The teams spent the last week holding practice debates in the library, except for Daley’s and Settles’ teams, which debated in Abuel’s classroom. The teams used official debate format, in order to learn both the format and their individual strengths and weaknesses.
Although the debates were only for practice and not for a grade, many teams spent hours in preparation. For example, one of the captains, Diaz, stayed up until 1:00 AM the morning of her debate working on her conclusion speech. Daley’s team spent two days meeting at a teammate’s house and planning out their parts on a whiteboard.
“We had arrows all over the board,” says Daley.
The captains have each used a different approach in handling their responsibilities as team leaders. Diaz said, “I let them have free reign in this debate.” On the other hand, Daley said that she wrote both of the cross-examination sequences herself, and then asked her team to give input. This method worked well; according to Daley, “We work excellent together.”
There have been challenges, however. Nguyen says, “It’s really hard to be a good leader without worrying about bringing your team down or having them turn against you.”
Many Rhetoric students reported being very nervous before their debates.
Bell said, “I’m just nervous before; I get more comfortable when I get up there.”
Abuel had spent several weeks creating the debate teams for the annual event. Information from the class’s midterm, an argumentative speech assignment, was used to help determine the teams.
According to Abuel, “I think this is the most balanced the teams have ever been.” The debate teams have been arranged so that each has its share of strengths and weaknesses, and no team is any more qualified than the other. Abuel has said multiple times, “The team that wants it the most, wins.”
The practice debates have been seen as a valuable resource by many Rhetoric students.
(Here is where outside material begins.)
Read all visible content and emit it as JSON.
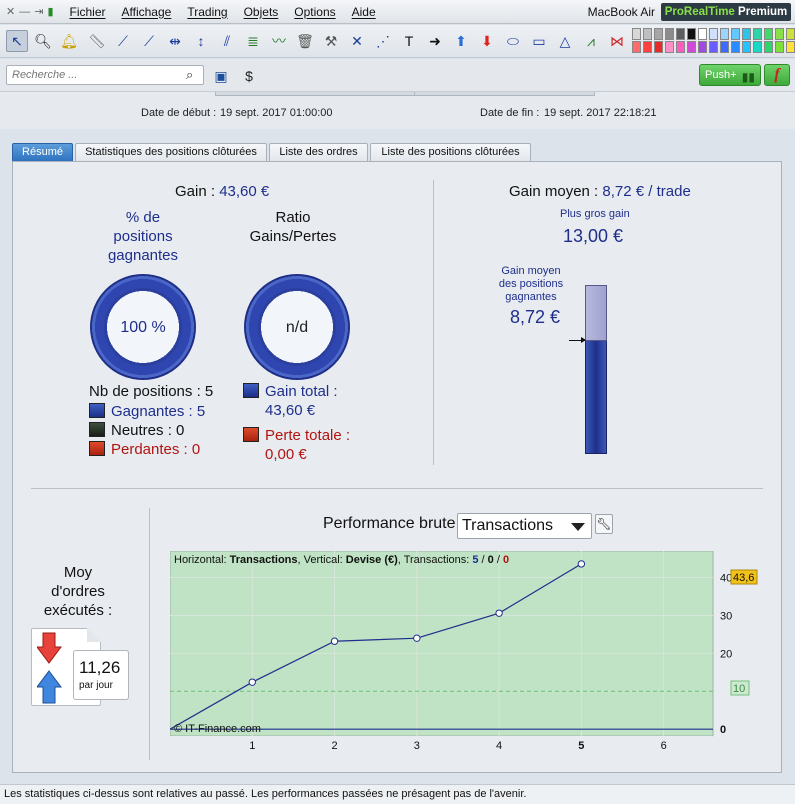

They were intended by Abuel as a way to gauge each team’s abilities and to get to know each other.
“I think that this practice debate helped us come together as a team,” says Bell.
Each team has had its share of shining moments and pitfalls. Some students left their debates proud, others, a bit shaken. However, as Diaz put it, “Overall, I’m super proud of my team.”